Susan Deluxe, a Marin-based activist and opponent of the toll hike, views the lack of tax support as one reason to reform how the bridge is managed.
"Marin has to man-up and find a different way to fund public transit," said Deluxe. "It’s totally unsustainable. It’s not the Golden Fleece Bridge, it’s not the Cash Cow Bridge, and Marin County and San Francisco -- the largest percentage of riders across the bridge are from those two counties – they’re not ATM machines."
She drew comparisons to the Alameda-Contra Costa Transit District. According to Deluxe, "Property tax is their biggest source of funding, 29 percent of their budget comes from property tax, county sales tax contributes 8 percent, the fare box another 17 percent. So it’s not rocket science -- this is how other counties do it and we need to do it, too."
5) The Bridge District Has Been Criticized for Overpaying Its Leaders
One of Deluxe's other complaints against the bridge district is that it is top-heavy with too many managers, who earn too much money. And a user who identified himself by the name "JonMW72" left this comment on "Forum's" website:
"The salaries of management are a bit outrageous if you look at the publicly available database. What is the deputy GM of the bridge doing making $176,000 a year? Deputy GM of the bus division makes $323,000 a year. A 'paint superintendent' makes $118,000 ..."
Mulligan responded to the criticism by citing measures to control staff costs:
"We've taken a variety of steps to reduce the cost of staff, both those staff that are still here, through changes in medical coverage, contributions from employees, employees paying part of their pension, but also (by) reducing the number of employees. We have 25 percent fewer employees than we had a decade ago."
6) Bridge Traffic Numbers Are Stalled
The district says that its costs are rising while bridge traffic and thus, toll revenue, is staying the same.
Again, citing the district's website:
"Fuel for the buses and ferries and steel and paint for the bridge are more expensive today than in 2008 when tolls were last increased. At the same time, toll revenues have remained flat as traffic volumes have not grown."

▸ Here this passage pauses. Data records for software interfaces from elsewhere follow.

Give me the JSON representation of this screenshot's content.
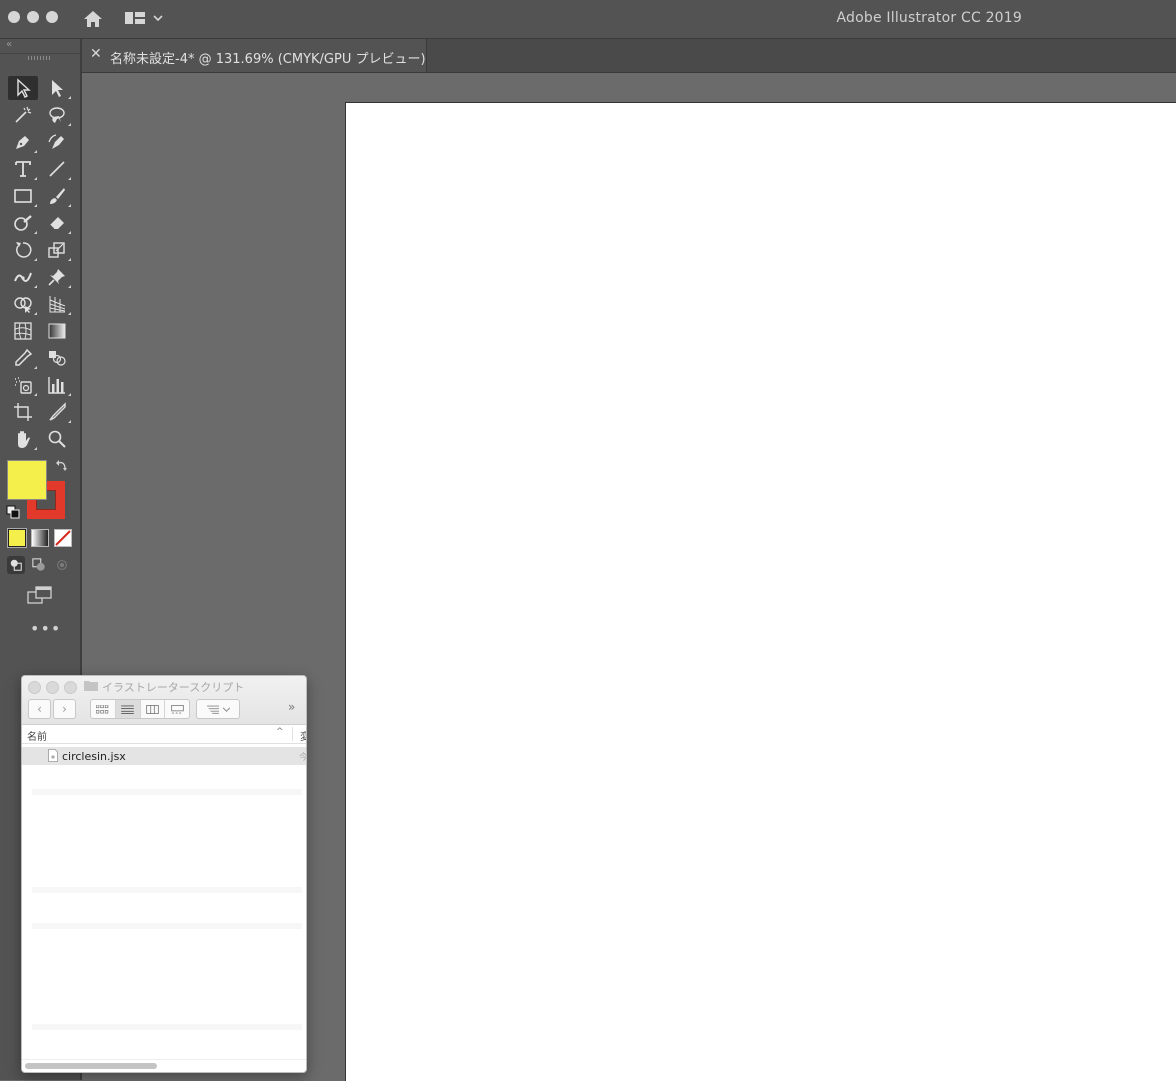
{
  "window": {
    "app_title": "Adobe Illustrator CC 2019"
  },
  "document": {
    "tab_label": "名称未設定-4* @ 131.69% (CMYK/GPU プレビュー)",
    "close_glyph": "✕"
  },
  "tools": [
    [
      "selection-tool",
      "direct-selection-tool"
    ],
    [
      "magic-wand-tool",
      "lasso-tool"
    ],
    [
      "pen-tool",
      "curvature-tool"
    ],
    [
      "type-tool",
      "line-segment-tool"
    ],
    [
      "rectangle-tool",
      "paintbrush-tool"
    ],
    [
      "shaper-tool",
      "eraser-tool"
    ],
    [
      "rotate-tool",
      "scale-tool"
    ],
    [
      "width-tool",
      "puppet-warp-tool"
    ],
    [
      "shape-builder-tool",
      "perspective-grid-tool"
    ],
    [
      "mesh-tool",
      "gradient-tool"
    ],
    [
      "eyedropper-tool",
      "blend-tool"
    ],
    [
      "symbol-sprayer-tool",
      "column-graph-tool"
    ],
    [
      "artboard-tool",
      "slice-tool"
    ],
    [
      "hand-tool",
      "zoom-tool"
    ]
  ],
  "colors": {
    "fill": "#f5ef4b",
    "stroke": "#e2392b",
    "toolbar_bg": "#535353",
    "canvas_bg": "#6b6b6b"
  },
  "toolbar": {
    "more_glyph": "•••"
  },
  "finder": {
    "title": "イラストレータースクリプト",
    "column_name": "名前",
    "column_next": "変",
    "sort_glyph": "^",
    "nav_back": "‹",
    "nav_forward": "›",
    "more_glyph": "»",
    "files": [
      {
        "name": "circlesin.jsx",
        "trail": "今"
      }
    ]
  }
}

Mulligan mentioned on "Forum" that "ferry ridership is up 7 percent compared to a year earlier, and our regional bus service is up 3 percent." He did not elaborate on how those increases are helping, if at all, to recover rising operating costs.
7) Improvements and Maintenance Projects Are Planned
A "Forum" listener asked Mulligan to explain what the public will get in return for the increased tolls. His response:
"We have growing capital needs on the bridge. The bridge is 76 years old, and we also have growing capital needs on our 40-year-old bus and ferry facilities. So we have an array of projects coming up, and one of the most visible ones is later this year we’ll install a movable median barrier on the Golden Gate Bridge. Those things cost money."
Mulligan also mentioned the district's $75 million commitment to the Doyle Drive retrofit, as well as improving ramps and gangways on ferry terminals.
"We go to Washington, D.C., and we go to Sacramento to get other people’s money, but we need some toll dollars to match those. Over the next 10 years, our capital costs are anticipated to be $1.4 billion. And we anticipate we’ll need about $370 million of tolls to maximize the amount of federal and state grants we can get."
8) Some People Want to Do Away with the Bridge District Altogether
"We really need to shift the conversation of the debate to restructuring, sunsetting, reorganizing -- whatever word you want to use -- the Golden Gate Bridge District," said Deluxe. "It's just not relevant anymore and it's become an obstacle."
"I would like to see the (Metropolitan Transportation Commission) really study this issue," said Deluxe. "That's where it needs to land -- is have them do a serious study to see what it would take to restructure the bridge district -- whether Caltrans runs the bridge -- I mean the bridge makes money -- or whether it remains a stand-alone special district if that still makes sense."
"Marin has been trying to reform and get rid of the Golden Gate Bridge District since 1988, when we passed an advisory ordinance calling for a toll-increase moratorium until the 19-member board was at least appointed."said Deluxe. "That passed by 72 percent."